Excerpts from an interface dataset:
━━━━

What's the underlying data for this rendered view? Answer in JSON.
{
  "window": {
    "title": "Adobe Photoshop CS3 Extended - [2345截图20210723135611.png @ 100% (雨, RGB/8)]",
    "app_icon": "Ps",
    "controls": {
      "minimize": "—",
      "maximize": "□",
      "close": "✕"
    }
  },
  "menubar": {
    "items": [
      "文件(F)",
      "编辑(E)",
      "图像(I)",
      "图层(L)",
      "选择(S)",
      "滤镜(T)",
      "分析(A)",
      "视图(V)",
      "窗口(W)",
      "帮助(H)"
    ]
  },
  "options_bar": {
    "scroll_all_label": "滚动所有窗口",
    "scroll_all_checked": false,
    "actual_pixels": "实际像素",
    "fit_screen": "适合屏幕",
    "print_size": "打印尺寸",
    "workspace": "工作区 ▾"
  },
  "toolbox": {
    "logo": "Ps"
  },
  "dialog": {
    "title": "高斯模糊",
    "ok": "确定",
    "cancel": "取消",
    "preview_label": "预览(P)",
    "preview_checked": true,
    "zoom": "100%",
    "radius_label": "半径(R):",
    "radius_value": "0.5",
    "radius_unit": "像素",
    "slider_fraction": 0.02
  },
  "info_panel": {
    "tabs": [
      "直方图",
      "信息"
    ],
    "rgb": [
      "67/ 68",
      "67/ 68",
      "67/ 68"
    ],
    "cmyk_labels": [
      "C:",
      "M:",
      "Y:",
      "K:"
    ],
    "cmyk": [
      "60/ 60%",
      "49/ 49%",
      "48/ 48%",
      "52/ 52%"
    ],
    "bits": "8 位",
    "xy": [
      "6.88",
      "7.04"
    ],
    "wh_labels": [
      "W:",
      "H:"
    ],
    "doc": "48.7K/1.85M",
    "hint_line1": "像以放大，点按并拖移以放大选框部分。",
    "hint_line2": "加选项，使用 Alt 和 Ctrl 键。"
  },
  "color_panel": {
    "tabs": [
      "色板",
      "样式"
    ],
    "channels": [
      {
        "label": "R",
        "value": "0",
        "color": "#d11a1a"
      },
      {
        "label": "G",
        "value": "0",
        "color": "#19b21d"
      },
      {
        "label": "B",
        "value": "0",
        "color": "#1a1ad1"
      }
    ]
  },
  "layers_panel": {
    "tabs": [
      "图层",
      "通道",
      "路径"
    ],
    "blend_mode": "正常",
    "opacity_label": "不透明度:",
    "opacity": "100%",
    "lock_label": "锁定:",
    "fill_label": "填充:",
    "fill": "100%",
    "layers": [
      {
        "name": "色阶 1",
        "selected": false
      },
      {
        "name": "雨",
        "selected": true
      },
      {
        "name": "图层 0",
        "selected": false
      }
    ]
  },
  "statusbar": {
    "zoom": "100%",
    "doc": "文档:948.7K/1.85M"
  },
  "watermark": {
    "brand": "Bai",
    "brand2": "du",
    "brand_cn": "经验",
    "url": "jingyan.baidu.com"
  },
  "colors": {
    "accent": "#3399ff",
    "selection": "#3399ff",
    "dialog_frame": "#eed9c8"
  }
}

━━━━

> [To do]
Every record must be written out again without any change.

> [Answer to the problem]
What's the underlying data for this rendered view? Answer in JSON.
{
  "window": {
    "title": "Adobe Photoshop CS3 Extended - [2345截图20210723135611.png @ 100% (雨, RGB/8)]",
    "app_icon": "Ps",
    "controls": {
      "minimize": "—",
      "maximize": "□",
      "close": "✕"
    }
  },
  "menubar": {
    "items": [
      "文件(F)",
      "编辑(E)",
      "图像(I)",
      "图层(L)",
      "选择(S)",
      "滤镜(T)",
      "分析(A)",
      "视图(V)",
      "窗口(W)",
      "帮助(H)"
    ]
  },
  "options_bar": {
    "scroll_all_label": "滚动所有窗口",
    "scroll_all_checked": false,
    "actual_pixels": "实际像素",
    "fit_screen": "适合屏幕",
    "print_size": "打印尺寸",
    "workspace": "工作区 ▾"
  },
  "toolbox": {
    "logo": "Ps"
  },
  "dialog": {
    "title": "高斯模糊",
    "ok": "确定",
    "cancel": "取消",
    "preview_label": "预览(P)",
    "preview_checked": true,
    "zoom": "100%",
    "radius_label": "半径(R):",
    "radius_value": "0.5",
    "radius_unit": "像素",
    "slider_fraction": 0.02
  },
  "info_panel": {
    "tabs": [
      "直方图",
      "信息"
    ],
    "rgb": [
      "67/ 68",
      "67/ 68",
      "67/ 68"
    ],
    "cmyk_labels": [
      "C:",
      "M:",
      "Y:",
      "K:"
    ],
    "cmyk": [
      "60/ 60%",
      "49/ 49%",
      "48/ 48%",
      "52/ 52%"
    ],
    "bits": "8 位",
    "xy": [
      "6.88",
      "7.04"
    ],
    "wh_labels": [
      "W:",
      "H:"
    ],
    "doc": "48.7K/1.85M",
    "hint_line1": "像以放大，点按并拖移以放大选框部分。",
    "hint_line2": "加选项，使用 Alt 和 Ctrl 键。"
  },
  "color_panel": {
    "tabs": [
      "色板",
      "样式"
    ],
    "channels": [
      {
        "label": "R",
        "value": "0",
        "color": "#d11a1a"
      },
      {
        "label": "G",
        "value": "0",
        "color": "#19b21d"
      },
      {
        "label": "B",
        "value": "0",
        "color": "#1a1ad1"
      }
    ]
  },
  "layers_panel": {
    "tabs": [
      "图层",
      "通道",
      "路径"
    ],
    "blend_mode": "正常",
    "opacity_label": "不透明度:",
    "opacity": "100%",
    "lock_label": "锁定:",
    "fill_label": "填充:",
    "fill": "100%",
    "layers": [
      {
        "name": "色阶 1",
        "selected": false
      },
      {
        "name": "雨",
        "selected": true
      },
      {
        "name": "图层 0",
        "selected": false
      }
    ]
  },
  "statusbar": {
    "zoom": "100%",
    "doc": "文档:948.7K/1.85M"
  },
  "watermark": {
    "brand": "Bai",
    "brand2": "du",
    "brand_cn": "经验",
    "url": "jingyan.baidu.com"
  },
  "colors": {
    "accent": "#3399ff",
    "selection": "#3399ff",
    "dialog_frame": "#eed9c8"
  }
}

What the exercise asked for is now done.